Meet the Pollinators
What is pollination and WHY is pollination so important?
Pollination is plant reproduction. Pollination is the transfer of a “male” pollen grain to a “female” flower part to allow reproduction to occur. Reproduction, of course, is required for the continuation of a species. While some plants are able to pollinate themselves without the help of an animal (e.g., wind pollination), science tells us that an incredible amount of plants require pollination by an animal (like a bee or other pollinator species). The number of plants that require an “animal source” is greater than 85% of all plant species on Earth. Imagine what our grocery store shelves would look like if there were no pollinators?
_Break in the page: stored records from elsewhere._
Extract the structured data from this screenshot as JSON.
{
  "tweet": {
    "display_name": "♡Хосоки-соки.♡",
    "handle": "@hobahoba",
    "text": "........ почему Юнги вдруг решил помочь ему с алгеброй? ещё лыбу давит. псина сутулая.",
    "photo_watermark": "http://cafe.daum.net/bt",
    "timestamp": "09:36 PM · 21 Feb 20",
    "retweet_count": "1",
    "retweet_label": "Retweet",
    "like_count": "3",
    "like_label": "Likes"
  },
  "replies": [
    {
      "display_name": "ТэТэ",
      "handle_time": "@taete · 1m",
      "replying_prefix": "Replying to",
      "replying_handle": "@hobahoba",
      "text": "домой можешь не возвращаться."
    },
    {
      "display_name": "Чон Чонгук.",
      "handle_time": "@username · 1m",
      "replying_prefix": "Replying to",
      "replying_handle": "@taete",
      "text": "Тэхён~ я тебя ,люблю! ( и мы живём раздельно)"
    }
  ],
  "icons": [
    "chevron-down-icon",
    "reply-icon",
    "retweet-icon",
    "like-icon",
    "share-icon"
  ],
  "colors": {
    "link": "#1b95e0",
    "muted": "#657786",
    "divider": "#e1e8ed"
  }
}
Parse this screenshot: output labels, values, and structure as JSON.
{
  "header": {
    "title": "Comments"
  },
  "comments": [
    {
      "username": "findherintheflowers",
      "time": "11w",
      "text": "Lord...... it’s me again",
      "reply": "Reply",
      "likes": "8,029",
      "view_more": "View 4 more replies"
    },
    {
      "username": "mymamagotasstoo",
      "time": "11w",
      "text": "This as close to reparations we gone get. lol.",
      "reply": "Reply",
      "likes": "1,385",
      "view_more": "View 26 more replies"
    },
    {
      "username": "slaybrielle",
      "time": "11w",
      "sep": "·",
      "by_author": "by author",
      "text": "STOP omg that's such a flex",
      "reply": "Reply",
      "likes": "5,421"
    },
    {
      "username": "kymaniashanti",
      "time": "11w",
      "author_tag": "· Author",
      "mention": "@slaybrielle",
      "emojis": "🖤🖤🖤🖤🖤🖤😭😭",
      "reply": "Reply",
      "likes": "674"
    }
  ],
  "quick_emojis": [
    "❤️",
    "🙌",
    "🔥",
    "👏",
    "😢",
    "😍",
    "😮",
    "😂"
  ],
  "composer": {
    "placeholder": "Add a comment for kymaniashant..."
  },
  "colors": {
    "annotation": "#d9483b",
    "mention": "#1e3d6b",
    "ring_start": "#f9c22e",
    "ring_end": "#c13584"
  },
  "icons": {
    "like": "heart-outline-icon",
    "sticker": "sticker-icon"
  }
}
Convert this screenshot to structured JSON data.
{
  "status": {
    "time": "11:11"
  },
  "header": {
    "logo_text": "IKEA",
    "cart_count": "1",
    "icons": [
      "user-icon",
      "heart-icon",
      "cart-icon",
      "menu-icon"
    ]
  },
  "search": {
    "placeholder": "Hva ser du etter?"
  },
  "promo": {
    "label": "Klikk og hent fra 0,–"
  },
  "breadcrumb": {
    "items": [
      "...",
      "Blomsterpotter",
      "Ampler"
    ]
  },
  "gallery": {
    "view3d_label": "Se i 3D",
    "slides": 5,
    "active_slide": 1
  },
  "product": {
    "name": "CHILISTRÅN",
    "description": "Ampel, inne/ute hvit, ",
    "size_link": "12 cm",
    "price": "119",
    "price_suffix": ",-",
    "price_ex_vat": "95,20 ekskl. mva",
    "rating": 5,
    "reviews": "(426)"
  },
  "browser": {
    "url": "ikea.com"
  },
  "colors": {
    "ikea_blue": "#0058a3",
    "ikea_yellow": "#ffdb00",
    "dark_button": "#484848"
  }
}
“Animal sources” of pollination include some birds, like hummingbirds. Also, some bats, like the flying fox fruit bats of the tropics. But did you know that even some mammals and reptiles also act as pollinators? Of course, the majority of pollinators are insects. Insect pollinators include bees, butterflies, beetles, ants, wasps, flies, and even the male mosquito.